The Food Standards Code
Australia and New Zealand work closely together to develop joint food standards. Food Standards Australia New Zealand (FSANZ) developed a standard for nutrition and health claims on food labels and in food advertisements as part of the Australia New Zealand Food Standards Code.
Standard 1.2.7 was developed by FSANZ after consultation with food manufacturers, health professionals and government in New Zealand and Australia. The standard defines the requirements for making a health claim on a food product.
About Standard 1.2.7
Under this standard, a health claim is any representation in food labelling or advertising that links the food to a health effect. For example, 'Calcium is good for strong bones' is a health claim.

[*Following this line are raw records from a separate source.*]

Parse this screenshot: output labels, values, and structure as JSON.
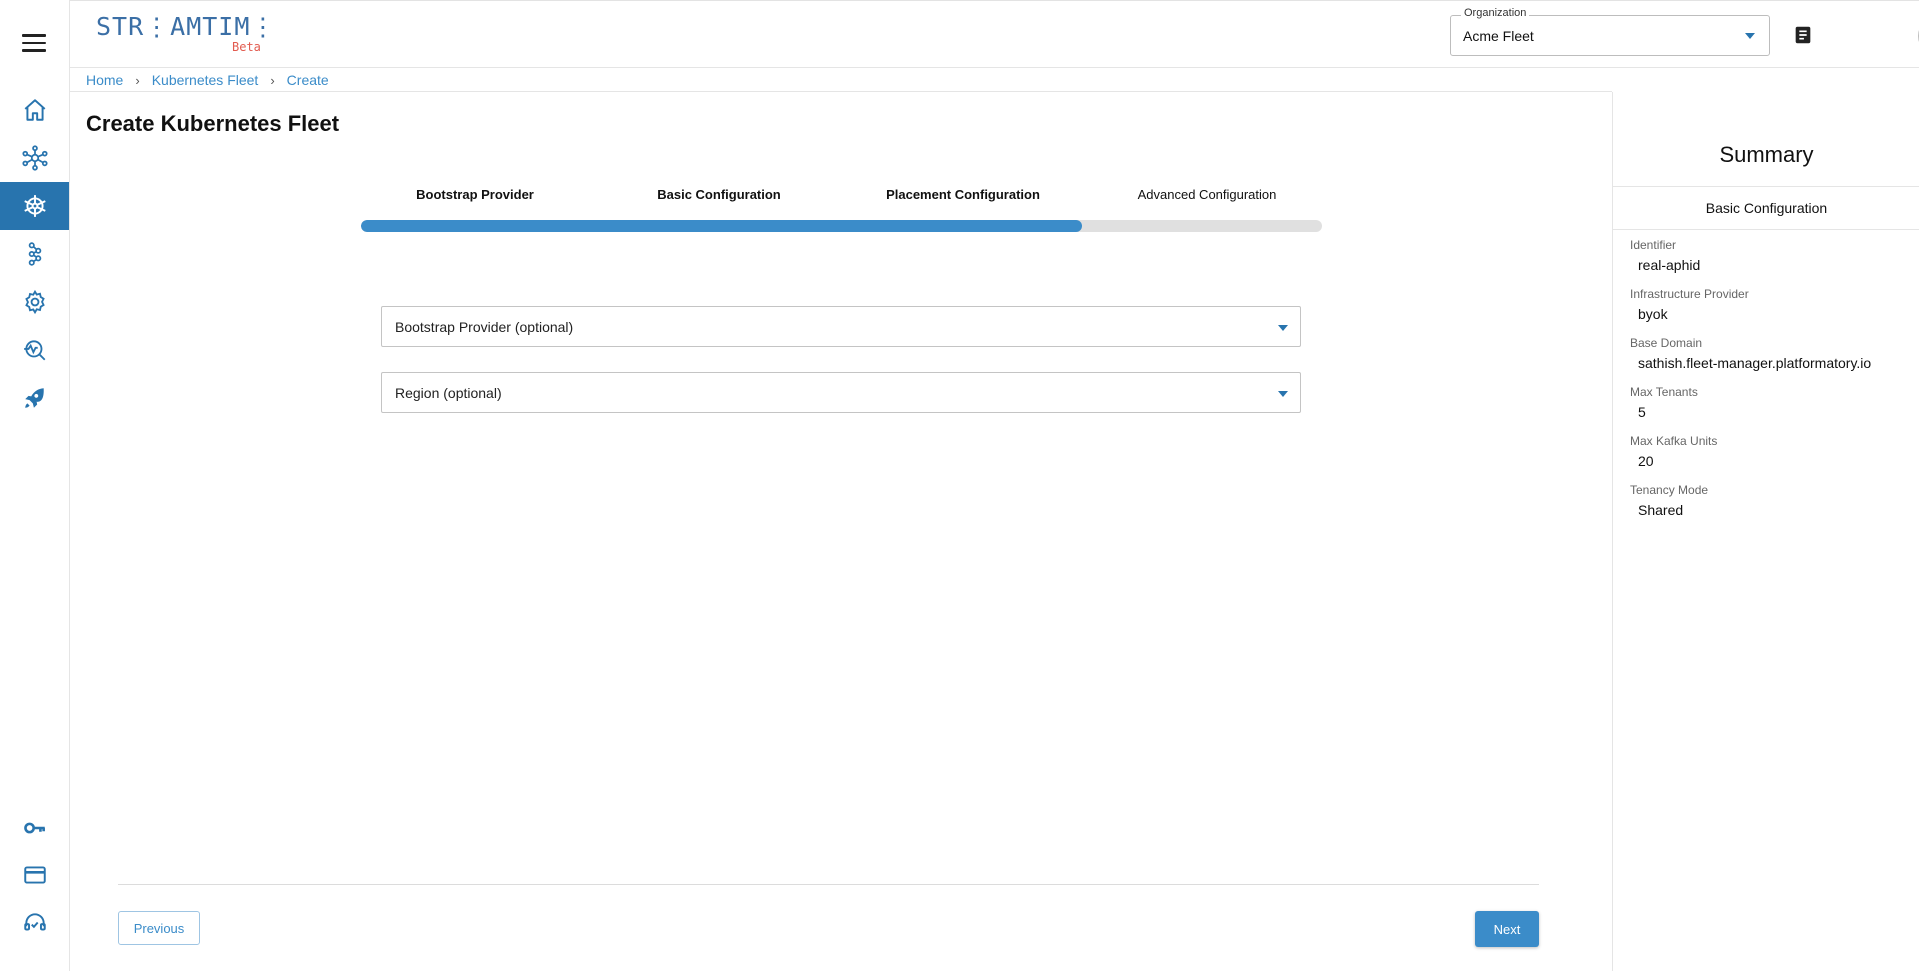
{
  "header": {
    "logo_text": "STR⋮AMTIM⋮",
    "logo_badge": "Beta",
    "organization_label": "Organization",
    "organization_value": "Acme Fleet"
  },
  "sidebar": {
    "items": [
      {
        "name": "home-icon"
      },
      {
        "name": "network-icon"
      },
      {
        "name": "kubernetes-helm-icon",
        "active": true
      },
      {
        "name": "cluster-icon"
      },
      {
        "name": "settings-gear-icon"
      },
      {
        "name": "monitoring-search-icon"
      },
      {
        "name": "rocket-icon"
      },
      {
        "name": "key-icon"
      },
      {
        "name": "credit-card-icon"
      },
      {
        "name": "support-headset-icon"
      }
    ]
  },
  "breadcrumb": [
    "Home",
    "Kubernetes Fleet",
    "Create"
  ],
  "page": {
    "title": "Create Kubernetes Fleet"
  },
  "stepper": {
    "steps": [
      "Bootstrap Provider",
      "Basic Configuration",
      "Placement Configuration",
      "Advanced Configuration"
    ],
    "progress_percent": 75
  },
  "form": {
    "bootstrap_provider_placeholder": "Bootstrap Provider (optional)",
    "region_placeholder": "Region (optional)"
  },
  "buttons": {
    "previous": "Previous",
    "next": "Next"
  },
  "summary": {
    "title": "Summary",
    "section": "Basic Configuration",
    "fields": [
      {
        "label": "Identifier",
        "value": "real-aphid"
      },
      {
        "label": "Infrastructure Provider",
        "value": "byok"
      },
      {
        "label": "Base Domain",
        "value": "sathish.fleet-manager.platformatory.io"
      },
      {
        "label": "Max Tenants",
        "value": "5"
      },
      {
        "label": "Max Kafka Units",
        "value": "20"
      },
      {
        "label": "Tenancy Mode",
        "value": "Shared"
      }
    ]
  },
  "colors": {
    "accent": "#3b8cc9",
    "sidebar_active": "#2874ae",
    "logo": "#3b6fa6",
    "logo_badge": "#e25b4f"
  }
}
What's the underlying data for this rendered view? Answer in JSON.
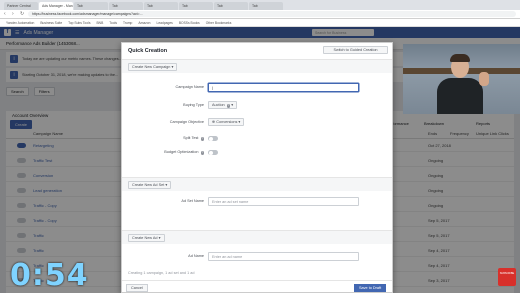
{
  "browser": {
    "tabs": [
      "Partner Central",
      "Ads Manager - Manage Ads",
      "Tab",
      "Tab",
      "Tab",
      "Tab",
      "Tab",
      "Tab"
    ],
    "url": "https://business.facebook.com/adsmanager/manage/campaigns?act=...",
    "bookmarks": [
      "Yandex Automation",
      "Business Suite",
      "Top Subs Tools",
      "BNB",
      "Tools",
      "Trump",
      "Amazon",
      "Leadpages",
      "BOSSs Books",
      "Other Bookmarks"
    ]
  },
  "fb": {
    "app_title": "Ads Manager",
    "search_placeholder": "Search for Business",
    "account_name": "Performance Ads Builder (1453068...",
    "notice_1": "Today we are updating our metric names. These changes...",
    "notice_2": "Starting October 31, 2018, we're making updates to the...",
    "search_btn": "Search",
    "filters_btn": "Filters",
    "date_range": "This month: Oct 1, 2018 - Oct 22, 2018",
    "account_overview": "Account Overview",
    "create_btn": "Create",
    "col_campaign": "Campaign Name",
    "col_ends": "Ends",
    "col_frequency": "Frequency",
    "col_unique": "Unique Link Clicks",
    "performance": "Performance",
    "breakdown": "Breakdown",
    "reports": "Reports",
    "rows": [
      {
        "name": "Retargeting",
        "ends": "Oct 27, 2018",
        "on": true
      },
      {
        "name": "Traffic Test",
        "ends": "Ongoing",
        "on": false
      },
      {
        "name": "Conversion",
        "ends": "Ongoing",
        "on": false
      },
      {
        "name": "Lead generation",
        "ends": "Ongoing",
        "on": false
      },
      {
        "name": "Traffic - Copy",
        "ends": "Ongoing",
        "on": false
      },
      {
        "name": "Traffic - Copy",
        "ends": "Sep 5, 2017",
        "on": false
      },
      {
        "name": "Traffic",
        "ends": "Sep 5, 2017",
        "on": false
      },
      {
        "name": "Traffic",
        "ends": "Sep 4, 2017",
        "on": false
      },
      {
        "name": "Traffic",
        "ends": "Sep 4, 2017",
        "on": false
      },
      {
        "name": "Traffic",
        "ends": "Sep 3, 2017",
        "on": false
      }
    ]
  },
  "modal": {
    "title": "Quick Creation",
    "switch_guided": "Switch to Guided Creation",
    "create_campaign": "Create New Campaign",
    "campaign_name_label": "Campaign Name",
    "campaign_name_value": "|",
    "buying_type_label": "Buying Type",
    "buying_type_value": "Auction",
    "objective_label": "Campaign Objective",
    "objective_value": "Conversions",
    "split_test_label": "Split Test",
    "budget_opt_label": "Budget Optimization",
    "create_adset": "Create New Ad Set",
    "adset_name_label": "Ad Set Name",
    "adset_name_placeholder": "Enter an ad set name",
    "create_ad": "Create New Ad",
    "ad_name_label": "Ad Name",
    "ad_name_placeholder": "Enter an ad name",
    "summary": "Creating 1 campaign, 1 ad set and 1 ad",
    "cancel": "Cancel",
    "save": "Save to Draft"
  },
  "overlay": {
    "timer": "0:54",
    "badge": "SUBSCRIBE"
  },
  "colors": {
    "fb_blue": "#4267b2",
    "timer": "#7fd3ff"
  }
}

Standard 1.2.7 applies to food sold in Australia and New Zealand. If you produce food in New Zealand but export to countries other than Australia, you will need to meet New Zealand's export certification requirements and also comply with the standards of the importing country.
Foods imported into New Zealand need to comply with Standard 1.2.7.
When the regulations came into effect
Standard 1.2.7 was introduced on 18 January 2013 with a 3-year transition period for food businesses to make the changes needed for the requirements of this new standard.
As of 18 January 2016, all health and nutrition claims must now comply with Standard 1.2.7. There is a no-stock-in-trade provision, which means all food health claims used in labelling and advertisements must follow the rules.
Why the standard was introduced
Standard 1.2.7 was developed to reduce misleading health claims on food products, increase consumer confidence in health claims, and provide clarity to government bodies enforcing the standard.
The new standard provides clear and enabling provisions for truthful information for consumers, opportunities for industry innovation, and enforcement by regulatory authorities. MPI has the responsibility for enforcement of the standard in New Zealand.
Having consistent trans-Tasman guidance assists trade of food products between New Zealand and Australia, and will support consistent implementation of the standard by businesses. This will not only reduce misleading and deceptive health claims about food being made, but will also increase consumer confidence in health claims.
Nutrition content claims
Nutrition content claims provide infromation about the presence, absence or level of nutrients or biologically active substances in foods. For example, 'a good source of vitamin C' or 'gluten free'.
Health claims are voluntary statements on food labels and advertising that refer to a relationship between a food and health.
There are 2 types of health claims:
- General level health claims – these refer to a nutrient or substance in a food and its effect on health. For example, 'Calcium is good for bones'. General level health claims do not refer to a serious disease or a biomarker of a serious disease.
- High level health claims – these refer to a nutrient or substance in a food and its relationship to a serious disease or to a biomarker of a serious disease. For example, 'Diets high in calcium and vitamin D may reduce the risk of osteoporosis'.
Robust scientific evidence for health claims
As long as food meets specific nutritional criteria, you can make a general level health claim on a food label or advertisement if it is based on one of more than 200 food health relationships approved by FSANZ, or you can apply to FSANZ to add a new food-health relationship to the pre-approved list.
Alternatively, if you want a new health claim to be exclusively used by the holder of the validated scientific evidence base that supports the claim, you can self-substantiate, or provide evidence for, the claim on a food product, without this being 'preapproved' by FSANZ. This opportunity to self-substantiate a health claim encourages investment in product development to take advantage of market opportunities and maximise the export potential of your value added food product.
Requirements for self-substantiation of health claims
Self-substantiation of a health claim requires robust scientific evidence of the food health relationship in the food product. This food health relationship must be demonstrated to a level where regulatory approval in international markets is possible.
Self-substantiation is only available for general level health claims (claims that do not relate to diseases or serious illnesses).
MPI carry out surveys from time to time, of the nutrition and health claims being made on packaged foods in New Zealand.